They may be the nine children who have done the most for education in US history. Kate is a senior from San Carlos. Brandon is a senior from Oakland. Julia is an 8th grader from the San Fernando Valley. Daniella is a 7th grader from San Jose. Elizabeth is in the 11th grade and her sister Beatriz is in 10th grade and they are from Pacoima. Herschel is a fifth grader from Encino. Raylene is a junior from Pamona. And Clara Grace joins the group of kids that did something extraordinary.
How do children as young as to be in fifth grade change education in America? They fought for a quality education in California. Beatriz Vergara and the other children sued the State of California and won exactly a year ago on June 10, 2014. Vergara versus California alleged that the laws in California for teacher tenure, dismissal, and LIFO or the last teacher hired is the first teacher to be laid off if layoffs happen. All the statutes were found to be unconstitutional. The case is under appeal.
The tentative decision illustrates the stark differences between the state bureaucracies and special interests, compared with the general public. The state of California was joined by the California Teachers Association (Union) to defend the statutes being challenged. The interest represented by the defendants is simply this… “Educations is for adults”.
The state bureaucracy and the unions use the statutes for employment, contracts, consulting and money for adults. The plaintiffs, their parents and guardians, the attorneys for the plaintiffs and the courts look at education through the lens of serving children with a learning experience guaranteed by the constitution. In other words… “education is to serve children and prepare them for their future”.
Wyoming has the same issues. You can see it at the Wyoming Department of Education, the State Board of Education and the legislative committees where consultants, the union and the bureaucracy are making the presentations. It is rare to have a parent or a teacher involved in the process.
The legal case in California lasted two years. The testimony that appears to have carried the most weight in the decision was made by the state and the union witnesses. These witnesses testified that the quality of education was directly related to the quality of the teacher. The statutes being challenged clearly made it difficult to manage that quality and thereby prevents children in California from having equal opportunity in their education. The defense won the case for the children with their own testimony.
Much of the case is actually online and available for review and it is worthwhile to look over the decision, the briefs and video of the arguments. Please share the case with people interested in improving education here in Wyoming. Here are some of the places to visit:
- Marcellus McRae presents closing arguments (video 56 minutes) – This is a powerful presentation for the plaintiffs. Download the video, connect the HDMI cable to the big screen, get the popcorn and replace your Matlock with McRae.
- studentsmatter.org – the site of the nonprofit that helped litigate the case.
- Video for the case – Many videos of the case arguments and testimony.
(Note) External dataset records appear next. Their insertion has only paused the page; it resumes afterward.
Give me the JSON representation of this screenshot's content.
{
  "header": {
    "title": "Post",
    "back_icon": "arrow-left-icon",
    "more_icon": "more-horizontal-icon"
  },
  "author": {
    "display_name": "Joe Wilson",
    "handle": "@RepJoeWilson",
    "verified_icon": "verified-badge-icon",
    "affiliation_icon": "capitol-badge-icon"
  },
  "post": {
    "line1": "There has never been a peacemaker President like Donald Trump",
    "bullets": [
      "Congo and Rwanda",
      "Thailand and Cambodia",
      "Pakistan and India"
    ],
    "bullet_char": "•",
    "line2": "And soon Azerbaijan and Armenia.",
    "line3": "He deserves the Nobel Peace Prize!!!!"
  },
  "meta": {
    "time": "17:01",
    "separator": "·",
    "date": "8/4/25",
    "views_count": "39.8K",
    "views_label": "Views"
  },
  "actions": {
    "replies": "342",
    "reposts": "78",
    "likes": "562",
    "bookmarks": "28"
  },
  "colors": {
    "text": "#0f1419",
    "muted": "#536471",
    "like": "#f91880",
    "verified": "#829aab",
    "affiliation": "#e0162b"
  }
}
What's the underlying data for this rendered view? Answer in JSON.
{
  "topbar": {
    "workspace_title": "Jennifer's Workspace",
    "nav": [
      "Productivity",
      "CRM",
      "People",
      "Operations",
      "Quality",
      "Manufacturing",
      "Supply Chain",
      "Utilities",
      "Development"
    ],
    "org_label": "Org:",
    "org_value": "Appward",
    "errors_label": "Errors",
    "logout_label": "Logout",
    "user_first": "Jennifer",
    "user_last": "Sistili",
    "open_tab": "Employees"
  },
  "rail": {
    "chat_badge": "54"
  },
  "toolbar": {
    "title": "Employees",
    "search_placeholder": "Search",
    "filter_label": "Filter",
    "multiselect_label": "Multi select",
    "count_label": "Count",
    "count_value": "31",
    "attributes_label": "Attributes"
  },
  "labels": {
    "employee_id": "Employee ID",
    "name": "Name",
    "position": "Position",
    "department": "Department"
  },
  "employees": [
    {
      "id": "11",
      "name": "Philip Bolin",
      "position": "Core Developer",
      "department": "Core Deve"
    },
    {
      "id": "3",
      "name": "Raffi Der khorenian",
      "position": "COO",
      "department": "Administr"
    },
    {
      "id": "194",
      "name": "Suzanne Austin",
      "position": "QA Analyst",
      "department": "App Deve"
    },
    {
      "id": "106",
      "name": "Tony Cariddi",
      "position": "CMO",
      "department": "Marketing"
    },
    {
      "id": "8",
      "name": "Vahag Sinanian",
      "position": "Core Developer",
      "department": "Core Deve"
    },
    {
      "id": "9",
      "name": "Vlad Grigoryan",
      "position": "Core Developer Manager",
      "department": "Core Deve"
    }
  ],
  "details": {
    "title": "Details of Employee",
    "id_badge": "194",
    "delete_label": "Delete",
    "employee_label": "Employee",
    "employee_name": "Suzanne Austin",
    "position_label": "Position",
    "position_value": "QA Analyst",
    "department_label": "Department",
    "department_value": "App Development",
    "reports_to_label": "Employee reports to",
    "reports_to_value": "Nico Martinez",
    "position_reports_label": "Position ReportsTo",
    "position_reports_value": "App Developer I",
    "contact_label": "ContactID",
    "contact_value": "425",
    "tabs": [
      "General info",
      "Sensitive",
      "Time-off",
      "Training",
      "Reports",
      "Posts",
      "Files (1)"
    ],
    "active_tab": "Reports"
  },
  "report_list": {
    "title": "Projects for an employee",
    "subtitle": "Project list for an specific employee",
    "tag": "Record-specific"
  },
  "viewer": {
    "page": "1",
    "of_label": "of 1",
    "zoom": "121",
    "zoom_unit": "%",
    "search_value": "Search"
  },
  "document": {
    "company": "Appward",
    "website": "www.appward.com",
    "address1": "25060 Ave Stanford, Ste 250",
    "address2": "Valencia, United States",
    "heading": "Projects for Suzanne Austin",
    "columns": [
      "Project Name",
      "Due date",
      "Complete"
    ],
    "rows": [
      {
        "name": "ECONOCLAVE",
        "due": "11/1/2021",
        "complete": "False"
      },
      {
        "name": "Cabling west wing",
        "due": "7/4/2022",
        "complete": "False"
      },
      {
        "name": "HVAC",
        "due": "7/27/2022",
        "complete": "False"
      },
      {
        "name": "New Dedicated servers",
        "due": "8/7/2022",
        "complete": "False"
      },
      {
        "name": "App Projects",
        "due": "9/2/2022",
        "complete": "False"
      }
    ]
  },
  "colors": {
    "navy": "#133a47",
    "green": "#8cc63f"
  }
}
There are also videos of the children and press conferences after the decision was reached.
- Tentative Decision – Sixteen pages and a pretty good easy decision to read.
The reasons to know this case and how it may impact education in Wyoming are in the numbers. Statewide proficiency in 3rd grade reading is 61.96%, with one Wyoming district’s proficiency in 3rd grade reading 12.24%. How would better teachers matter to that district? Will Wyoming make it easier to put better teaching into that school district?
Thoughts to ponder on this first anniversary of Vergara versus California.